I was strolling the aisles of Target with the one thing I actually needed and a cart filled with everything I didn't when it hit. The fluorescent lights seemed to pulse, my palms got sweaty and my head started spinning. This was it—the dreaded side effects of hitting a big-box store on an empty stomach. I needed real nourishment, and quick.
Thankfully, just around the corner was Posa's Zafarano (3538 Zafarano Drive, 473-3454).
Seeing that I had spent pretty much all my money on a bunch of nothing at Target, I was in luck. At Posa's you get a lot of bang for your buck. It was busy enough during a Friday lunch rush that I had time to peruse the enormous menu. I settled on a burrito, but which one? Among the plethora of options there's a Frito pie burrito, a chile dog burrito or even a chicharron burrito (you can choose that last one with ALL chicharrones—skipping the beans, chile, and cheese—if you don't want anything coming between your belly and pork belly).

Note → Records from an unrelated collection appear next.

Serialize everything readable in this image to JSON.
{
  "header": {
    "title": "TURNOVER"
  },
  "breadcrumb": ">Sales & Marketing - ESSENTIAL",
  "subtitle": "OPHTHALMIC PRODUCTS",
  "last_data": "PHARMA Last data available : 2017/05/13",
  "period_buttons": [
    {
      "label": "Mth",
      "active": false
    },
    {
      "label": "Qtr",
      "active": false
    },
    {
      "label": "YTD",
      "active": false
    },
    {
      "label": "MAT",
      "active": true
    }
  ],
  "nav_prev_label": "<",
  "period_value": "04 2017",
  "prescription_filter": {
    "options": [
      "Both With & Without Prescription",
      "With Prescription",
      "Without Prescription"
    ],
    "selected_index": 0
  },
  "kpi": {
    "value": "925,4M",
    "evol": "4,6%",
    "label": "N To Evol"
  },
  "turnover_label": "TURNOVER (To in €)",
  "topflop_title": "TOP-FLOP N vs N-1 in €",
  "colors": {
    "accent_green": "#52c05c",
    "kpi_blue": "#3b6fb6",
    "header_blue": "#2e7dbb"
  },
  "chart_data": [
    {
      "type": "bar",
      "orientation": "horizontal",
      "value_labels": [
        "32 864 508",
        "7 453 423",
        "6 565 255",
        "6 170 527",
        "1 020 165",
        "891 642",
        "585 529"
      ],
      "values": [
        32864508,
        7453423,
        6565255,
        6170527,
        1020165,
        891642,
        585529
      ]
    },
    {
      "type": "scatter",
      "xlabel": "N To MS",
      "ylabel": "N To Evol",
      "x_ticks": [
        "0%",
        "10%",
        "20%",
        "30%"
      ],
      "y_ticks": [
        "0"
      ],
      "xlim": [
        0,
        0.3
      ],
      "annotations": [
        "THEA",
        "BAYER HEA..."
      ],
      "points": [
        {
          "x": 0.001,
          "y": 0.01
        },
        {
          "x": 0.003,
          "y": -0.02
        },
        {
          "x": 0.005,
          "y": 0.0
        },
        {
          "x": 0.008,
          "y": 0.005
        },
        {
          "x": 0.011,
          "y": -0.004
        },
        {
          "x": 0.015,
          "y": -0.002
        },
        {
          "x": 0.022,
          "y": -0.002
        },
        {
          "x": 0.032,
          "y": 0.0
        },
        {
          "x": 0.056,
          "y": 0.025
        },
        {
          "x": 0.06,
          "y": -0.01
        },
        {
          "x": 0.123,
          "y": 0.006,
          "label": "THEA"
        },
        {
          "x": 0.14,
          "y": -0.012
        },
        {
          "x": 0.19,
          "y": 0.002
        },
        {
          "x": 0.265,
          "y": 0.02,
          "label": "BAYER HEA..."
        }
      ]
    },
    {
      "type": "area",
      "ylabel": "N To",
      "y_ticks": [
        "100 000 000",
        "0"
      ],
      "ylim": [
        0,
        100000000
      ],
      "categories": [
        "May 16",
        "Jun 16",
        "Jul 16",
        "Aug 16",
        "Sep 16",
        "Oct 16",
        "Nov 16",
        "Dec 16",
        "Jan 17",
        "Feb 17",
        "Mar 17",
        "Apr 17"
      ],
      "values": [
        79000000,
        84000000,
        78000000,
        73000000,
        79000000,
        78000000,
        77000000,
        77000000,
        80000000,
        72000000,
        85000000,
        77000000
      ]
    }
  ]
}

I went with the basics and ordered a rice and bean veggie burrito ($6.75) with red chile. I always think if the rice and beans can hold their own, then the rest of the menu is worth continued exploration. The sizable burrito arrived surprisingly fast, considering the crowd. The rice was light and fluffy, the beans well-seasoned, the chile not so spicy that its lingering burn covered up the other flavors, such as the sharp bite from the many crunchy chunks of raw onion. The best thing, though, was that the fillings were all mixed together. There is nothing worse than getting a "compartmentalized" burrito: one bite beans, another bite just rice, another just onion.

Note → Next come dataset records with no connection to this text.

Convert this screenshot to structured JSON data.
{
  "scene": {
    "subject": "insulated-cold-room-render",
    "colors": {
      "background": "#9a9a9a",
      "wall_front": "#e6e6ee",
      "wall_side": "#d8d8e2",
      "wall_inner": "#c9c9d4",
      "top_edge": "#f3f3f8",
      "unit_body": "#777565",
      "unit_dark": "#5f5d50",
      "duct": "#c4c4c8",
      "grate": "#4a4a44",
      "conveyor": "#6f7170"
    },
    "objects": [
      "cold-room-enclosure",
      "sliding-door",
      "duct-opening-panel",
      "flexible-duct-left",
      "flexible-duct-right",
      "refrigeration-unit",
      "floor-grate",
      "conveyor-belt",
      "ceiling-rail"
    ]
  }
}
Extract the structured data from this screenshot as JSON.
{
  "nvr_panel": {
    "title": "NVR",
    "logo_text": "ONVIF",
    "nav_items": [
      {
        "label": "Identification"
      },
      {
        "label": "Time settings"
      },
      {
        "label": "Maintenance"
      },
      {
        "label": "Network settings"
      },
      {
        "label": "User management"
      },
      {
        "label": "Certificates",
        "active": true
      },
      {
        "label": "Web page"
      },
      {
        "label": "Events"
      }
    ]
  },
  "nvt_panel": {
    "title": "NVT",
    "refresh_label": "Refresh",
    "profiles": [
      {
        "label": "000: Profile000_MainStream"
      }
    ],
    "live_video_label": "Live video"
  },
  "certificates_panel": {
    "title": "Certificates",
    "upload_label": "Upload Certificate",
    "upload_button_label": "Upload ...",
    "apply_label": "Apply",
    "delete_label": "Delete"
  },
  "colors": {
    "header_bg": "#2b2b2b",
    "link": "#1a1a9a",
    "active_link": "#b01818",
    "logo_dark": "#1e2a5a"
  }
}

As I ate, I continued to eye the menu thinking I might have to make Posa's Zafarano my go-to power-up spot for the energy-sucking sport of shopping. And that's just what I did a few days later before braving the racks at Forever 21 (or, Forever 40-something, as I like to call it.) Posa's offers breakfast all day, and breakfast tamales with eggs ($8.65) were the ideal choice to charge my cells. I chose the cheese and green chile tamales (two to an order), topped with red chile and two eggs, over easy, with potatoes. Have you ever heard of a more delightful combination? The tamales really stood out against all those competing flavors, more dense than usual tamales and with a ripe, fresh, corn flavor. This dish was like the Southwest version of one of the most delicious things I have ever eaten: llapingachos.

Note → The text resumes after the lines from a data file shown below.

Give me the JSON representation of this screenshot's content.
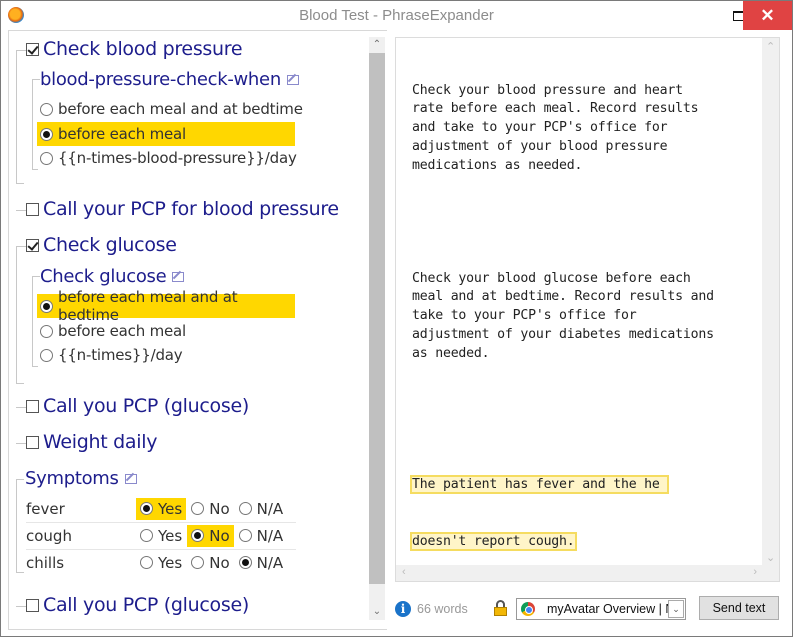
{
  "window": {
    "title": "Blood Test - PhraseExpander",
    "maximize_icon": "maximize-icon",
    "close_icon": "close-icon",
    "close_glyph": "✕"
  },
  "form": {
    "sections": [
      {
        "label": "Check blood pressure",
        "checked": true,
        "group": {
          "title": "blood-pressure-check-when",
          "options": [
            {
              "label": "before each meal and at bedtime",
              "selected": false
            },
            {
              "label": "before each meal",
              "selected": true
            },
            {
              "label": "{{n-times-blood-pressure}}/day",
              "selected": false
            }
          ]
        }
      },
      {
        "label": "Call your PCP for blood pressure",
        "checked": false
      },
      {
        "label": "Check glucose",
        "checked": true,
        "group": {
          "title": "Check glucose",
          "options": [
            {
              "label": "before each meal and at bedtime",
              "selected": true
            },
            {
              "label": "before each meal",
              "selected": false
            },
            {
              "label": "{{n-times}}/day",
              "selected": false
            }
          ]
        }
      },
      {
        "label": "Call you PCP (glucose)",
        "checked": false
      },
      {
        "label": "Weight daily",
        "checked": false
      }
    ],
    "symptoms": {
      "title": "Symptoms",
      "option_labels": [
        "Yes",
        "No",
        "N/A"
      ],
      "rows": [
        {
          "name": "fever",
          "selected": "Yes"
        },
        {
          "name": "cough",
          "selected": "No"
        },
        {
          "name": "chills",
          "selected": "N/A"
        }
      ]
    },
    "last_item": {
      "label": "Call you PCP (glucose)",
      "checked": false
    }
  },
  "preview": {
    "paragraph1": "Check your blood pressure and heart\nrate before each meal. Record results\nand take to your PCP's office for\nadjustment of your blood pressure\nmedications as needed.",
    "paragraph2": "Check your blood glucose before each\nmeal and at bedtime. Record results and\ntake to your PCP's office for\nadjustment of your diabetes medications\nas needed.",
    "highlighted_line1": "The patient has fever and the he ",
    "highlighted_line2": "doesn't report cough."
  },
  "footer": {
    "info_glyph": "i",
    "word_count": "66 words",
    "target_app": "myAvatar Overview | N",
    "dropdown_glyph": "⌄",
    "send_button": "Send text"
  },
  "colors": {
    "highlight": "#ffd700",
    "label_text": "#1d1d8c",
    "close_button": "#e04343"
  }
}
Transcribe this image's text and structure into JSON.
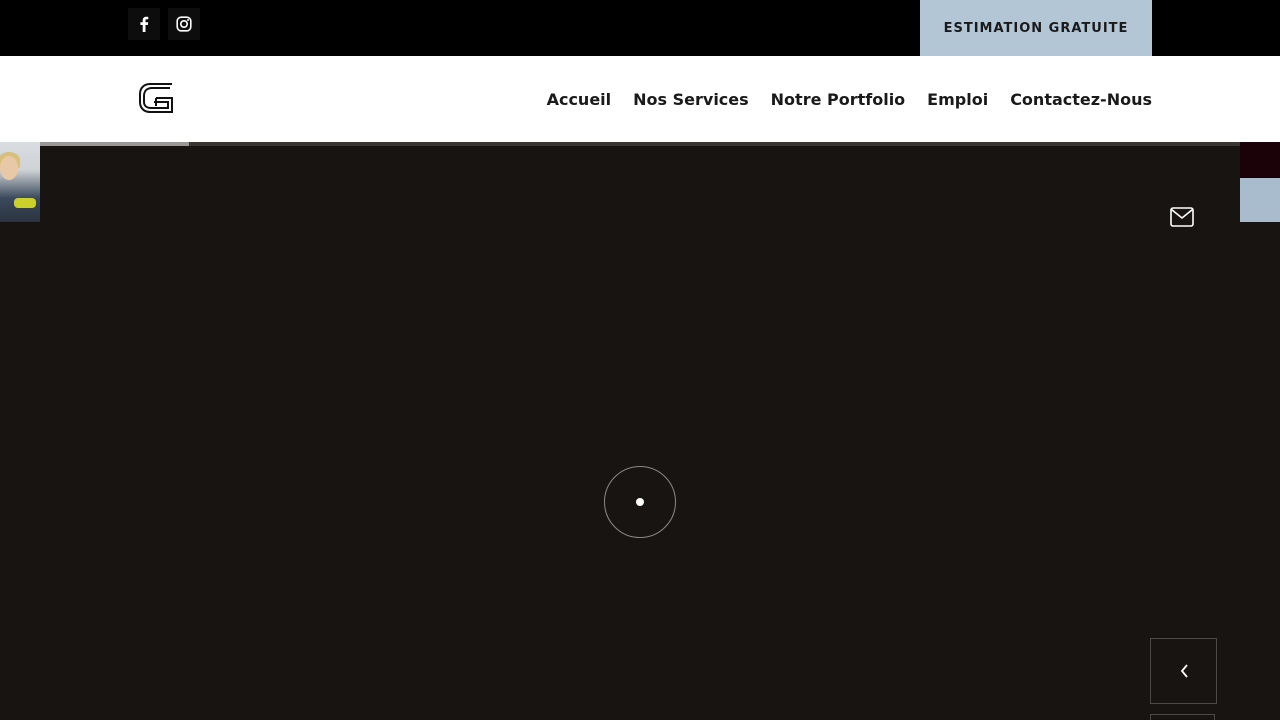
{
  "topbar": {
    "social": [
      {
        "name": "facebook-icon"
      },
      {
        "name": "instagram-icon"
      }
    ],
    "cta_label": "ESTIMATION GRATUITE",
    "cta_color": "#b3c6d6"
  },
  "header": {
    "logo_icon": "g-logo-icon",
    "nav": [
      {
        "label": "Accueil"
      },
      {
        "label": "Nos Services"
      },
      {
        "label": "Notre Portfolio"
      },
      {
        "label": "Emploi"
      },
      {
        "label": "Contactez-Nous"
      }
    ]
  },
  "hero": {
    "background": "#181411",
    "slide_progress": 0.148,
    "loader": "loading-spinner",
    "icons": [
      "mail-icon",
      "chevron-left-icon"
    ]
  }
}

Llapingachos are seasoned fried potato pancakes stuffed with cheese and usually topped with a creamy peanut gravy, fried eggs and avocado. It's a traditional dish in Ecuador, which is where I horked them down some two dozen years ago; but that specific combination of flavors and textures is one I remember and think of often. It was truly delicious. This unassuming breakfast at Posa's, though obviously made of different ingredients, left me with that same happy feeling. It's a simple thing: when every ingredient works together to make something memorable.
But, back to modern times. Posa's Zafarano is the same Posa's that has been cranking out tamales since 1955, marketed under the brand El Merendero. This tamales of this family-owned operation (also located at 1514 Rodeo Road, 820-7672) are so popular that during the busiest times of the year, it can make upwards of 14,000 per day. They are served at local restaurants and shipped across the country; probably more than a few leave New Mexico crammed in a carry-on. Posa's tamales are a little different than most, not so light and fluffy and with a little more heft. This comes from the use of fresh-ground corn versus the more processed masa harina, which also gives Posa's tamales that special flavor: the sweet of fresh corn.
At Posa's Zafarano, tamales can be ordered to go, hot or cold, fresh or frozen ($2.95 each, $14.75 per half-dozen or $27.95 per dozen). In addition to red chile pork, green chile chicken and green chile cheese, Posa's has made the effort to create vegan tamales, something you don't see often. I scooped up a frozen block of these green chile veggie tamales on my way out to see if they were as good at home as in the restaurant. I had to let it thaw for a couple of days before the little packages inside the bigger, tightly packed package came loose. Once they did, I simply popped a couple in the steamer, and out came tamales just as delicious as in the restaurant.
I now look forward to shopping, thanks to Posa's Zafarano. It's good food, fast. All day, every day.